Gilmore has a similar experience as a polar guide, describing that his most impactful memory with the PCSC is seeing the “light-bulb moment” in a passenger: When they begin to become more engaged with a topic or issue, and start to ask more questions.
Most of us don’t have enough background information to fully conduct our own experiments in meteorology, zoology, or geology — and that’s OK. What we all can do is do our best to preserve our sense of wonder and curiosity. We can always be open to learning about new experiences and information.
I’ve always been fascinated by the ability of the right presentation and narrative to capture someone’s attention: I’ve learned about phytoplankton in a few science classes, but before boarding this ship, I never thought twice about them.
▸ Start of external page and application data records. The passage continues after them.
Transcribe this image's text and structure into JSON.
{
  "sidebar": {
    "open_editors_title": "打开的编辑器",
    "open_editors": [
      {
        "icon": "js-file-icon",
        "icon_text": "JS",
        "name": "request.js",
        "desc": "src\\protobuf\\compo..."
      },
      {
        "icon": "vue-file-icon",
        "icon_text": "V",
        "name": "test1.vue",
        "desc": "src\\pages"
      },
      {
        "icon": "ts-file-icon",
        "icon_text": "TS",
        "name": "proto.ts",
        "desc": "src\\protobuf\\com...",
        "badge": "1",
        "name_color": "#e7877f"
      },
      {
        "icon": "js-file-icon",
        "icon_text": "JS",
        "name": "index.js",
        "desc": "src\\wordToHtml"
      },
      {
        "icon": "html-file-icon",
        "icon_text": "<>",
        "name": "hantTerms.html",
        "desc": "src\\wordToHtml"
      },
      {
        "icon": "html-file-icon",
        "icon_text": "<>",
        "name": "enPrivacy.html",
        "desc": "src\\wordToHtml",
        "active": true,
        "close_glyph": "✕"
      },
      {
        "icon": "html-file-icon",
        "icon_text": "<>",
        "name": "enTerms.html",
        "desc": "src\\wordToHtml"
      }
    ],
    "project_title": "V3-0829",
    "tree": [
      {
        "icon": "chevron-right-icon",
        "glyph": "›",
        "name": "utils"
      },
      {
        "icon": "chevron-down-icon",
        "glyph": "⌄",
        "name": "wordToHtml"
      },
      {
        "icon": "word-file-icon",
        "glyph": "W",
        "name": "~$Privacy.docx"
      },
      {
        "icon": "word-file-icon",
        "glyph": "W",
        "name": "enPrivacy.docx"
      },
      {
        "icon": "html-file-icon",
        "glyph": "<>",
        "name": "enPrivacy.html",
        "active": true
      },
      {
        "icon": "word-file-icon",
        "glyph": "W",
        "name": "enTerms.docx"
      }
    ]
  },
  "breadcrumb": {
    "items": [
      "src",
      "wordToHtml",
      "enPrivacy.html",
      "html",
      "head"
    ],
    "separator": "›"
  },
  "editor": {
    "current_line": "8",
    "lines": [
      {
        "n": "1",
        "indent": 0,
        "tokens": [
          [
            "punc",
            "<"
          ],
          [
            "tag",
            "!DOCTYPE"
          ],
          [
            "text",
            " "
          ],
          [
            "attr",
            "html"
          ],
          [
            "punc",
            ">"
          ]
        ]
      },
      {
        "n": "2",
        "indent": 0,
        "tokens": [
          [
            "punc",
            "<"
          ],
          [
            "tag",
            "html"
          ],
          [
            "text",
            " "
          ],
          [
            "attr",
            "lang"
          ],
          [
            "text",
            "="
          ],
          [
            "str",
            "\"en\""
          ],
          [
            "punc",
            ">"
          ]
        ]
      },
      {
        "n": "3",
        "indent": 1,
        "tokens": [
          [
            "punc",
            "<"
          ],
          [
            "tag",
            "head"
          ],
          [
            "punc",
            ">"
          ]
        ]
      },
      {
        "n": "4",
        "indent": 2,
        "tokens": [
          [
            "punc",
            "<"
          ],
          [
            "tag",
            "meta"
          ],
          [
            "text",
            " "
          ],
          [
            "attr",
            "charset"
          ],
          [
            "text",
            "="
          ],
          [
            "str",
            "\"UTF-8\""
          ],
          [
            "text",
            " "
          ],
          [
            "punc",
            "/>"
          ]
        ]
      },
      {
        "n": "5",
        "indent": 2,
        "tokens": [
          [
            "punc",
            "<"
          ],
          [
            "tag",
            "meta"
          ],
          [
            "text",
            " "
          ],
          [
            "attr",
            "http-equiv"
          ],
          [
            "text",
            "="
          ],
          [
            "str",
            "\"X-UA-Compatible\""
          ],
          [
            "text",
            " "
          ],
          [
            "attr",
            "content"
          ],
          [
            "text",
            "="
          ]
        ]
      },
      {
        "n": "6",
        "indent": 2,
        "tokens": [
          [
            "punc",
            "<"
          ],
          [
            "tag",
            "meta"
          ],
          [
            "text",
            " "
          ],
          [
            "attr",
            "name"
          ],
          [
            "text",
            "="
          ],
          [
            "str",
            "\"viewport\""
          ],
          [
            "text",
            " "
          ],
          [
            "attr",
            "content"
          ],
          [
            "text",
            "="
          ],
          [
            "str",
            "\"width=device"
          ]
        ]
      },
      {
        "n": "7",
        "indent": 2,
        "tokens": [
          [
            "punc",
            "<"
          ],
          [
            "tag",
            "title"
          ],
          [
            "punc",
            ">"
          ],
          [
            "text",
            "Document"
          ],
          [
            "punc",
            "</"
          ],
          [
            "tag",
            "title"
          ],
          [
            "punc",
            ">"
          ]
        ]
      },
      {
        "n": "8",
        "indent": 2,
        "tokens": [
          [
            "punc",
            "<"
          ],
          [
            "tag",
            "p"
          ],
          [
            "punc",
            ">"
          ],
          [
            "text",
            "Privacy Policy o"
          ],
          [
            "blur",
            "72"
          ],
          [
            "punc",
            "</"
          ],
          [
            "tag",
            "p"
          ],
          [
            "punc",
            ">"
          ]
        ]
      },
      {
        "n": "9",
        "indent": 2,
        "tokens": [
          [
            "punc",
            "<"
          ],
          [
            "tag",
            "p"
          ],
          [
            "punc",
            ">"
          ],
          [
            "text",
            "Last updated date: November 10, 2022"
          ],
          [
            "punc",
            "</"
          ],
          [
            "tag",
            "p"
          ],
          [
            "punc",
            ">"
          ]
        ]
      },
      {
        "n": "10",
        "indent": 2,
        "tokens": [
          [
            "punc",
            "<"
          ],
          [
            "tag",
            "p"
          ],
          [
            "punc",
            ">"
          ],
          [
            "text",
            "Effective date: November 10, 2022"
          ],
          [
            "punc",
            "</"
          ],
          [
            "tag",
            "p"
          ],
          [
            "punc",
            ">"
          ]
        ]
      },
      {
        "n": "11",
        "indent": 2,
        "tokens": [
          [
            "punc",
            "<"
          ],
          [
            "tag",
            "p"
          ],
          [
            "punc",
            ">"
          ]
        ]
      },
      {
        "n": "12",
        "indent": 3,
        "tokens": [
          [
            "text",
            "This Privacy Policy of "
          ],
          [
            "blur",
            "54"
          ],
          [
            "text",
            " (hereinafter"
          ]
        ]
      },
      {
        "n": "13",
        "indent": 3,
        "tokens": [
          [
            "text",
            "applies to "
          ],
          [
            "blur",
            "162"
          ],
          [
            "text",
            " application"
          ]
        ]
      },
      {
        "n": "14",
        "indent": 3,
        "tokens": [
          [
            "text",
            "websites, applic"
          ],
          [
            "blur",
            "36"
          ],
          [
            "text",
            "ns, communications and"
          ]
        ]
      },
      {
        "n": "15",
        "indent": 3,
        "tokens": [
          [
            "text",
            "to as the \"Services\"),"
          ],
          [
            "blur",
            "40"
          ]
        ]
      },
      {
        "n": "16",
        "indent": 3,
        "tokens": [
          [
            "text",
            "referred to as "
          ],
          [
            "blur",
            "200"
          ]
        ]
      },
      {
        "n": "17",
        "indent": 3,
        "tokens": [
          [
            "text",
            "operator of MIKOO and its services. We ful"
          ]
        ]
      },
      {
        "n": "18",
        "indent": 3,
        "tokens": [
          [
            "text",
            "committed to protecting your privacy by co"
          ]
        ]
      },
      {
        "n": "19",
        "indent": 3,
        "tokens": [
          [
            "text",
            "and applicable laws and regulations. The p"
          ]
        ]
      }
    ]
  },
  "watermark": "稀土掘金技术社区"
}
But after my experience learning about the FjordPhyto project, I’ve done extensive research — and obviously felt compelled to share the story with others.
I asked Gilmore how he manages to engage passengers without extensive background information on Marine Biology on topics like trophic levels and phytoplankton blooms.
He recommends an educator build their lesson or curriculum around painting a larger picture: “You don’t want to go too deep into the science… convey the information that is most important for them to go home with.” And that way, you focus on your audience understanding, which is the most important thing.
“Treat them like you would your own family,” he said.
When we talk to our family members, we want them to understand and care about what we’re doing and why we’re doing it — not just give them a set of facts to memorize. This is where science education goes wrong, I think. We don’t teach to understand, and students don’t learn to understand either.
We can all learn from this experience — both scientists and ordinary citizens. Plus, crowdsourcing data collection makes conducting projects easier and more affordable. Lee mentions that citizen science is incredibly useful in many areas of data collection, including geographic scope and duration. Additionally, involving the general public in projects is great for increasing scientific literacy, and providing more educated and involved populations overall.
For citizens, getting involved in science is as simple as observation. It’s never too late, and it doesn’t have to be boring or difficult.
“We all have a responsibility to understand and protect our last remaining wild places,” Gilmore said. “And we all have the capability to make a difference.”